Pollard is also taking heat from transportation safety advocates who opposed his draft legislation to exempt mesh trailers under three thousand pounds from state inspection. Traditionally, Virginia legislation required that trailers weighing less than 3,000 pounds have either two or more reflectors of an approved type, or at least 100 square inches of reflective material, to outline the rear end of the trailer. In 2005, Pollard patroned legislation which would have redefined a utility trailer so as to exempt it entirely from the requirements of approved reflectors or reflectorized material to outline the trailer. Pollard’s bill (HB4290) defined a utility trailer as a device “whose body and tailgate consist largely or exclusively of mesh and whose end extends 18 inches or more beyond its tail lights.”
In 2005, the year of Pollard’s bill to reduce regulation of utility trailers, he received more than $3,200 in campaign money from Richmond and national lobbyists for transportation interests, including independent auto dealers and trucking interests, according to records maintained by the Virginia Public Access Project (VPAP.org). Public safety crusader Ron Melancon, who successfully lobbied to remove Pollard’s definition of a utility trailer from the final bill, accuses Pollard of acting at the behest of the trucking and transportation industry to the detriment of public safety.
In an interview this week, Melancon noted that under Pollard’s attempted legal change, anyone could build a trailer under 3,000 pounds without any inspection requirement or trailer-outlining reflection. Campaigning on behalf of public-safety interests in 2005, Melancon convinced senators that under Pollard’s bill, one could have a mile-long trailer with only a single set of tail lights positioned 18 inches from the bumper. Melancon keeps a registry of all of the accidents involving defective utility trailers at www.dangeroustrailers.org, and his registry now includes the recent Bay Bridge accident that claimed three lives this spring. In 2005, the State Senate’s focus on examples of the evident danger doomed Pollard’s attempt to relax safety standards.

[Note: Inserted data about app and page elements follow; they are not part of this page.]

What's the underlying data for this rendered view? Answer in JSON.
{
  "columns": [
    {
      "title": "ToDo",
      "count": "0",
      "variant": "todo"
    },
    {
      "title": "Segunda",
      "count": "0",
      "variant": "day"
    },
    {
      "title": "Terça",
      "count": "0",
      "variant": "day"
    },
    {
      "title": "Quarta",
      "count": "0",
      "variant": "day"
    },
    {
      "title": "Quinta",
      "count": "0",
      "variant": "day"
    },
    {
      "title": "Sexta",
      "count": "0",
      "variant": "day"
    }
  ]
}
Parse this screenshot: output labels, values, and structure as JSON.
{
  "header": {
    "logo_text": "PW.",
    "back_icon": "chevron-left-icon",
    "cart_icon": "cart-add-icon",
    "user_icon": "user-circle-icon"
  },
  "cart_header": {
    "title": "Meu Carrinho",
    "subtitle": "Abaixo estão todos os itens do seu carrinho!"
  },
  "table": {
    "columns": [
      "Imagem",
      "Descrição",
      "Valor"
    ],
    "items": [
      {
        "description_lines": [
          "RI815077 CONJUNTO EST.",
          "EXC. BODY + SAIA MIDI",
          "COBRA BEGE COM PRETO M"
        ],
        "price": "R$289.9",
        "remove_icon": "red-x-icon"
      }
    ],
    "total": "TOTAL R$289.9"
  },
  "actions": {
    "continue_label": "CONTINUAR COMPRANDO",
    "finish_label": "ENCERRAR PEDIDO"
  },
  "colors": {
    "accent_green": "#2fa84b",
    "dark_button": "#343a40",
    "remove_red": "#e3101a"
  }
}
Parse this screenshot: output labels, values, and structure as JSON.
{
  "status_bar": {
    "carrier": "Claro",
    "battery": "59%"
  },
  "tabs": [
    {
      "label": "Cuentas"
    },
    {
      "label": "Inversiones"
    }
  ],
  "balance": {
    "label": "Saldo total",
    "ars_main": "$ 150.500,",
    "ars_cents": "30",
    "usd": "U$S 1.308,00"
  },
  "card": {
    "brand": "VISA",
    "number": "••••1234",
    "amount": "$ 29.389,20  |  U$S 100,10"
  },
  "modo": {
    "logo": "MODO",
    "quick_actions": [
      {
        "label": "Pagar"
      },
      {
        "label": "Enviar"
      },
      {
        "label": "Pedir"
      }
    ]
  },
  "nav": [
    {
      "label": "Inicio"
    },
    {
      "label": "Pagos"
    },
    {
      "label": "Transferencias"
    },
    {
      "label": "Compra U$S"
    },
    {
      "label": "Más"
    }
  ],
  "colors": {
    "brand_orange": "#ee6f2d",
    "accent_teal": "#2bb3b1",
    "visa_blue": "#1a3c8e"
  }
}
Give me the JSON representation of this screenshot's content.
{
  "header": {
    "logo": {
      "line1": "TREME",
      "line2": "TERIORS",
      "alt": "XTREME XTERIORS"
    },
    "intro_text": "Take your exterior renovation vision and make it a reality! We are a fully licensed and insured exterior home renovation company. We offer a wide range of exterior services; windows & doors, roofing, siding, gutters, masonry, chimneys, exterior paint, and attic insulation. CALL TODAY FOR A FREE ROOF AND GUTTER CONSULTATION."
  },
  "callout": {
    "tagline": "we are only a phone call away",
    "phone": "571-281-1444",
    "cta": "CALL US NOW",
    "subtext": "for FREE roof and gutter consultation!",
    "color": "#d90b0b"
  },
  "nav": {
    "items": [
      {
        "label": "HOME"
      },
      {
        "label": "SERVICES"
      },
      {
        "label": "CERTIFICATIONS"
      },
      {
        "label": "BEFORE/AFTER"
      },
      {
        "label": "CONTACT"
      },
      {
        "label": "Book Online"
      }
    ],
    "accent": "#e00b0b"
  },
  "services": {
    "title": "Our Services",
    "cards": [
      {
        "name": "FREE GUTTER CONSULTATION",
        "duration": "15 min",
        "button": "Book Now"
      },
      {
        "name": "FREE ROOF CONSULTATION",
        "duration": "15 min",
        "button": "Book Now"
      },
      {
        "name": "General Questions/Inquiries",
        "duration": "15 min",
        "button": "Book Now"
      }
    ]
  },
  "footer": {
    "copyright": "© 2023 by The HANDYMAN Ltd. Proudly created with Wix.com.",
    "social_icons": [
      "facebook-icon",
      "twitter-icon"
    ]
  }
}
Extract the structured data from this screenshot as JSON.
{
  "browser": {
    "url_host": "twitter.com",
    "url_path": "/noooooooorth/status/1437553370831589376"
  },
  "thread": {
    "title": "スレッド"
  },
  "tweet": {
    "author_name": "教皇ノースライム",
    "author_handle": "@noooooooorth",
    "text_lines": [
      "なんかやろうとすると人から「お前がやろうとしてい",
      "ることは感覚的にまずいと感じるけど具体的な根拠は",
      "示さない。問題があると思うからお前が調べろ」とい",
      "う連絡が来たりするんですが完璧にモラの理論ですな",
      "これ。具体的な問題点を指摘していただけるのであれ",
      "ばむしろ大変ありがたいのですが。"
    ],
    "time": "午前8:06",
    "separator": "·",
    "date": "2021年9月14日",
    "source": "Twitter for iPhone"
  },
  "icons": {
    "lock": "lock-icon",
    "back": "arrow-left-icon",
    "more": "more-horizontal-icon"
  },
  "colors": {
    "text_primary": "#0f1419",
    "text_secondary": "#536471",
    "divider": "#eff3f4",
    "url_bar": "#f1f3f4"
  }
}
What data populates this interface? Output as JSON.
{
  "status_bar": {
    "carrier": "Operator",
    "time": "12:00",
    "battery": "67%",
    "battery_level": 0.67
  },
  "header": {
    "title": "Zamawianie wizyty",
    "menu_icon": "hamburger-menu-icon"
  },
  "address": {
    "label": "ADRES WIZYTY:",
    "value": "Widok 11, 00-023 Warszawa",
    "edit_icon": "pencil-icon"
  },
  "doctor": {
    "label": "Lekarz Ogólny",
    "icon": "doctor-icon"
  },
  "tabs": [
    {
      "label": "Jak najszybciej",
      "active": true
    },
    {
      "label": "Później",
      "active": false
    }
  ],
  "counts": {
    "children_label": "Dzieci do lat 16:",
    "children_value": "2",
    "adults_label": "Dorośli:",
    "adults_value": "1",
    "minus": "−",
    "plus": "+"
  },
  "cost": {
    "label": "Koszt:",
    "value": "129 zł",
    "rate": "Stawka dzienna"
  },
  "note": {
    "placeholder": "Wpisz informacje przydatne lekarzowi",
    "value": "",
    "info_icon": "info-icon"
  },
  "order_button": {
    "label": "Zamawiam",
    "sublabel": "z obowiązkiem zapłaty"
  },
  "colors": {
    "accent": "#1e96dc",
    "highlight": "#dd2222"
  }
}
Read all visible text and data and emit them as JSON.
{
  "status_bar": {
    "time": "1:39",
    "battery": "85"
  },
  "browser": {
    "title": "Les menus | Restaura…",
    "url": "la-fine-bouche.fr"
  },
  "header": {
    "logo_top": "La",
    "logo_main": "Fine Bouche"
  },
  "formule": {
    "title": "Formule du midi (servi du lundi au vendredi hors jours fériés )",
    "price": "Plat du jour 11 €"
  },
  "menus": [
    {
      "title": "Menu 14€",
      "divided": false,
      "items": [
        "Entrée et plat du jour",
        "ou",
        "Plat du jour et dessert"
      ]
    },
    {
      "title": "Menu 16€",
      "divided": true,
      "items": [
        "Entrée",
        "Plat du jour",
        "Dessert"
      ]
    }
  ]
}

What I am doing this year
told me who he was and what he accomplished in the Senate of Virginia.
He indicated that he helped with the opening of the "Bedford Memorial" The www.dday.org
foundation and they are always looking for help. I then told him that I have an idea why not
have a LICENCE PLATE FOR THEM. If Jimmy Buffet can have a plate why not the MEMORIAL? So below you see the proposed plate.
Senator Stosch has put the bill onto the General Assembly!!!! Please follow the Bill.
SENATE BILL SB750 http://leg1.state.va.us/cgi-bin/legp504.exe?081+sum+SB750